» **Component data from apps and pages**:

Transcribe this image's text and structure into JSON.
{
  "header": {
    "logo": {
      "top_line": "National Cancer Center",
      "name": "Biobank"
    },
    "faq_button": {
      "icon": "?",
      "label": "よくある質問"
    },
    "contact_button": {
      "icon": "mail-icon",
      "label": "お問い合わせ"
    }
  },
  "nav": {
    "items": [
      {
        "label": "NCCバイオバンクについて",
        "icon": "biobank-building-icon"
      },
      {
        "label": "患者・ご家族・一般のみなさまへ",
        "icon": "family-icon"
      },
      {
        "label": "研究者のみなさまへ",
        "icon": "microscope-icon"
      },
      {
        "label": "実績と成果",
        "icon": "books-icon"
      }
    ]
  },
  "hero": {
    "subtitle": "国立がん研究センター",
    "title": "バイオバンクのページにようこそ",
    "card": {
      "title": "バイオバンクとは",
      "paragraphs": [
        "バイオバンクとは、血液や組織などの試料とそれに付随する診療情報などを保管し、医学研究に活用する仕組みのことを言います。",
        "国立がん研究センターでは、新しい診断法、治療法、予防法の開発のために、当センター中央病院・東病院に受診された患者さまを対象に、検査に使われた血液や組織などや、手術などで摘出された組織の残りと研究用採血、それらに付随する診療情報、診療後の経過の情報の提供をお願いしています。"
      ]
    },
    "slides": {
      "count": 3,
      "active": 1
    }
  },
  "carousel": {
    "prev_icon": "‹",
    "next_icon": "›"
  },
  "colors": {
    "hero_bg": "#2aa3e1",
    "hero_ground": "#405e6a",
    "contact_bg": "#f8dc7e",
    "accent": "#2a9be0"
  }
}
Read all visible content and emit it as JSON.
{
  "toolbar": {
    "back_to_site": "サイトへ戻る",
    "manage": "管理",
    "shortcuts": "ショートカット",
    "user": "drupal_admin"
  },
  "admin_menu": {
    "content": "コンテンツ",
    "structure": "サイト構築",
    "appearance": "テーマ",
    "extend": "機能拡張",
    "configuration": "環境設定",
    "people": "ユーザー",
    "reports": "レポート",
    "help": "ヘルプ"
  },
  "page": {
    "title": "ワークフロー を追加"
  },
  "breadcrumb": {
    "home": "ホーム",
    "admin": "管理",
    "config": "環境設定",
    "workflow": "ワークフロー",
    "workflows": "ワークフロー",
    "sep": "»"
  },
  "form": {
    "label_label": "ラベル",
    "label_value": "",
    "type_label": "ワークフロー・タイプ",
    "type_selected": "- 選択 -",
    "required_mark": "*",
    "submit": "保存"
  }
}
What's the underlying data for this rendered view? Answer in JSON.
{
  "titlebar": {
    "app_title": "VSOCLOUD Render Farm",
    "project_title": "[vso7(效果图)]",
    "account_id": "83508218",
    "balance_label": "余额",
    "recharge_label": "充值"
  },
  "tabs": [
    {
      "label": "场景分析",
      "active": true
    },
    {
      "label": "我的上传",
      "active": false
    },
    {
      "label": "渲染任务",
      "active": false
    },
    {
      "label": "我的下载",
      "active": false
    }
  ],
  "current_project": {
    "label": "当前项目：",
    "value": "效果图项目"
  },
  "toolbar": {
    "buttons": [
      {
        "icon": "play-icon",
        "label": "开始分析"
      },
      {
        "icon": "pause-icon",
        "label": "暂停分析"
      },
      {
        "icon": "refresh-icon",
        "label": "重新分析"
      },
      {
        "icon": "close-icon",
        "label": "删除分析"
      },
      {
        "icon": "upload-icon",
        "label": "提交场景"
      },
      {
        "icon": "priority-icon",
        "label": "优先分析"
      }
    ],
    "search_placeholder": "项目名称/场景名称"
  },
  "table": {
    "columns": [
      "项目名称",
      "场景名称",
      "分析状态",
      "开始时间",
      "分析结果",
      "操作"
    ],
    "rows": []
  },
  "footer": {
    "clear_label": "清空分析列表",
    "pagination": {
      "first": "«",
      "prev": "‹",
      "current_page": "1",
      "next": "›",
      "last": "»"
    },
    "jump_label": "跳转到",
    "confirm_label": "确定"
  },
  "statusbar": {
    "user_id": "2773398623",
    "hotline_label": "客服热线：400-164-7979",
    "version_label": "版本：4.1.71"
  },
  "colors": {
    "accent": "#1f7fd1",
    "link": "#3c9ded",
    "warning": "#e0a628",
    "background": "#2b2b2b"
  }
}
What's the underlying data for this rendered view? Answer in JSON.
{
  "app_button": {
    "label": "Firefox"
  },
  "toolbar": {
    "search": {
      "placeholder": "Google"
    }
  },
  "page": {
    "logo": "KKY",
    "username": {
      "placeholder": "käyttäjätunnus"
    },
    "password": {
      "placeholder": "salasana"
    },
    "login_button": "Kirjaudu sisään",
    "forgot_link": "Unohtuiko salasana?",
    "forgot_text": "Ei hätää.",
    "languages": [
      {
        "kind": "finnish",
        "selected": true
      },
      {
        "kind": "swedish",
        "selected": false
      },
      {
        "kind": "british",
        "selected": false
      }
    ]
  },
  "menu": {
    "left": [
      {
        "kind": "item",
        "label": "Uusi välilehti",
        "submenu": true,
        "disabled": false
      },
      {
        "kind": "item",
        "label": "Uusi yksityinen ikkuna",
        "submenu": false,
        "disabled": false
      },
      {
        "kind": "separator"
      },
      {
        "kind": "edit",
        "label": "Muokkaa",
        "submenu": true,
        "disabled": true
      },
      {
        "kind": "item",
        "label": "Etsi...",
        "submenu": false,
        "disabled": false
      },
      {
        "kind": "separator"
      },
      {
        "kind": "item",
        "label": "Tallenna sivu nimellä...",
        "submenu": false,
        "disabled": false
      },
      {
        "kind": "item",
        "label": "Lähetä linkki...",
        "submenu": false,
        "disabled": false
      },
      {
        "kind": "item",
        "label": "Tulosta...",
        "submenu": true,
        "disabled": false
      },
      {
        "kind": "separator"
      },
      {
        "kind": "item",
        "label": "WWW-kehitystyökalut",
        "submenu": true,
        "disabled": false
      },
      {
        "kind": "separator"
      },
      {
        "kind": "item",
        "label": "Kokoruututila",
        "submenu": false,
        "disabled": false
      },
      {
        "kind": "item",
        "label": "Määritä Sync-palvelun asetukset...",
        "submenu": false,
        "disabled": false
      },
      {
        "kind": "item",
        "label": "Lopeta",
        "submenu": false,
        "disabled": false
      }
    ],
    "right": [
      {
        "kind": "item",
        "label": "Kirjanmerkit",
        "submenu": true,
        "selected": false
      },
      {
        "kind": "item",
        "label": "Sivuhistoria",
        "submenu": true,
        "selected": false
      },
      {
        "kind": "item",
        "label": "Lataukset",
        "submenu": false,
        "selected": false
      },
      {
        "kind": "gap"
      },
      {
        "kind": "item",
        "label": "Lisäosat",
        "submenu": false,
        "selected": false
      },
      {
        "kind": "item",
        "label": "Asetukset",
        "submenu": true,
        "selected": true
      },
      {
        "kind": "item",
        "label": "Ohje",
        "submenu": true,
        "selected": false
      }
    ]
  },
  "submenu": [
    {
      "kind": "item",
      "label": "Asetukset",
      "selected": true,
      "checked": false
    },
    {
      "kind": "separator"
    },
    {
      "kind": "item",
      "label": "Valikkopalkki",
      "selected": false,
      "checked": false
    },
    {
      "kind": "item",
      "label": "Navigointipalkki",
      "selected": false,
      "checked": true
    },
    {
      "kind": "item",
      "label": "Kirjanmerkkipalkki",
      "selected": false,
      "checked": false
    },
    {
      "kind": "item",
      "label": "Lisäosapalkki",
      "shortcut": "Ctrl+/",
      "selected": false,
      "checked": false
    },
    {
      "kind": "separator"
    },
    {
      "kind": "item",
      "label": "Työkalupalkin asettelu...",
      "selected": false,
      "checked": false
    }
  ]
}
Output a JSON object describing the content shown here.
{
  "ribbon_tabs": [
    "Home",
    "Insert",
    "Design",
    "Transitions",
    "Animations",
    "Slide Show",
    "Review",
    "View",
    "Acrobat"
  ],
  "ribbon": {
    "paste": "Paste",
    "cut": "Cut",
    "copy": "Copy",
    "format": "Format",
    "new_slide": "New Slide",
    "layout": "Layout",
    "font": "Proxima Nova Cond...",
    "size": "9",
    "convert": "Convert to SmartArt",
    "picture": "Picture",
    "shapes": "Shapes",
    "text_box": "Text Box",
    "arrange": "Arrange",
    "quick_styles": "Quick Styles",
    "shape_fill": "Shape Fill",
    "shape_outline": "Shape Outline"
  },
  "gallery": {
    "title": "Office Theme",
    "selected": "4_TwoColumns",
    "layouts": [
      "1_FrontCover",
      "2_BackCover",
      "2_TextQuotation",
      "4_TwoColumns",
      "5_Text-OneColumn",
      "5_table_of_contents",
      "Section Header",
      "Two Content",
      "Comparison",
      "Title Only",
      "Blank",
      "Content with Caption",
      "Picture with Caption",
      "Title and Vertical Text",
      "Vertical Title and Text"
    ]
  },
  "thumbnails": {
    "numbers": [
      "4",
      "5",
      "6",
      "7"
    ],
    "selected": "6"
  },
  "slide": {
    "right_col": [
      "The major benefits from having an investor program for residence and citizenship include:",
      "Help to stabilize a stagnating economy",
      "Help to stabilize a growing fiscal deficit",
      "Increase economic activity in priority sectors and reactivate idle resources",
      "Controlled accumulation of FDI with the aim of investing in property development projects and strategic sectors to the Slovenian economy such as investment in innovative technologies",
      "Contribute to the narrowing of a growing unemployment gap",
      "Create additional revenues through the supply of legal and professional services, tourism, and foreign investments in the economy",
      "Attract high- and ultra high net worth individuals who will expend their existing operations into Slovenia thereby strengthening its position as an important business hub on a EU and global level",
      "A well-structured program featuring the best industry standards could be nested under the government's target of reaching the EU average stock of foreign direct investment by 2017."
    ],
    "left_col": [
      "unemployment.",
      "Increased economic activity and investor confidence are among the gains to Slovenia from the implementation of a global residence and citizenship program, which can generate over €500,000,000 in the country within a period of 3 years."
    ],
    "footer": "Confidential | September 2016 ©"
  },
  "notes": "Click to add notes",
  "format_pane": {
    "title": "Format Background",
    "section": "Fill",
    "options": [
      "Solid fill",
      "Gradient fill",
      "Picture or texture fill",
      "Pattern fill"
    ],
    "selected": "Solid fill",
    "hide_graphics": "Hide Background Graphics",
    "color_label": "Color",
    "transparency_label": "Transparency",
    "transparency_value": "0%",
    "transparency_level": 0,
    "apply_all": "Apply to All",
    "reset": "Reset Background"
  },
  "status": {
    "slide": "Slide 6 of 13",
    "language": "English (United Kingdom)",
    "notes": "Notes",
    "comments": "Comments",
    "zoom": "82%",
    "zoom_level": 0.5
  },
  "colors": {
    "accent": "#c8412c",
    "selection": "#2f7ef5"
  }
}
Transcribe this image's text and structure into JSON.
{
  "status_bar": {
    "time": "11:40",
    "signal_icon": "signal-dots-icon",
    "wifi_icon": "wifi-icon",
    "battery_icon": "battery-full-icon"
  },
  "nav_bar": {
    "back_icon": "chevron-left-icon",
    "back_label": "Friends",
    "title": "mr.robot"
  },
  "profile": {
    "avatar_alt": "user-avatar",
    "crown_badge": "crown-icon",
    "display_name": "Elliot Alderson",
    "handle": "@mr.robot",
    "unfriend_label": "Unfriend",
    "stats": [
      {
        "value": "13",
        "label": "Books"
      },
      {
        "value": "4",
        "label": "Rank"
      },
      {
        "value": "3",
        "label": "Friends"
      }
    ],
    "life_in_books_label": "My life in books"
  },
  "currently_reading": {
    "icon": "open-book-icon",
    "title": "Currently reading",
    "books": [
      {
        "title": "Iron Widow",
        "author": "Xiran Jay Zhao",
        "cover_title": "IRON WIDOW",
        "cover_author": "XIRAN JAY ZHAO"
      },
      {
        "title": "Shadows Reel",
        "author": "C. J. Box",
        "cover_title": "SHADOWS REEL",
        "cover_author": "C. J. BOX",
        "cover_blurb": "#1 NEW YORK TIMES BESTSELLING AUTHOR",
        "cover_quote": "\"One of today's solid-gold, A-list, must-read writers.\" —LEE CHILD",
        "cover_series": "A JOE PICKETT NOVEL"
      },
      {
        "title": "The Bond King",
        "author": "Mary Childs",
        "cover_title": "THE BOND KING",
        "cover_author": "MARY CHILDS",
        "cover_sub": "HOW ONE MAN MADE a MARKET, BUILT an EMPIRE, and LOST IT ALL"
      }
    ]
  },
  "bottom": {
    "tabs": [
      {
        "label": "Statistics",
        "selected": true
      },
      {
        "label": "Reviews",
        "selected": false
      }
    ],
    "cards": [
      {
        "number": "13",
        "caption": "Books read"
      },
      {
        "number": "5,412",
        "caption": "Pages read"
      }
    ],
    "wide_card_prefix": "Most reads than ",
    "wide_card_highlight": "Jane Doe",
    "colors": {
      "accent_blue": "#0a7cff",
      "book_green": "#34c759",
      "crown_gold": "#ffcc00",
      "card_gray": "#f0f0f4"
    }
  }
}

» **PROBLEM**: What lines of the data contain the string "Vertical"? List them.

» **ANSWER TO THIS PROBLEM**:
      "Title and Vertical Text",
      "Vertical Title and Text"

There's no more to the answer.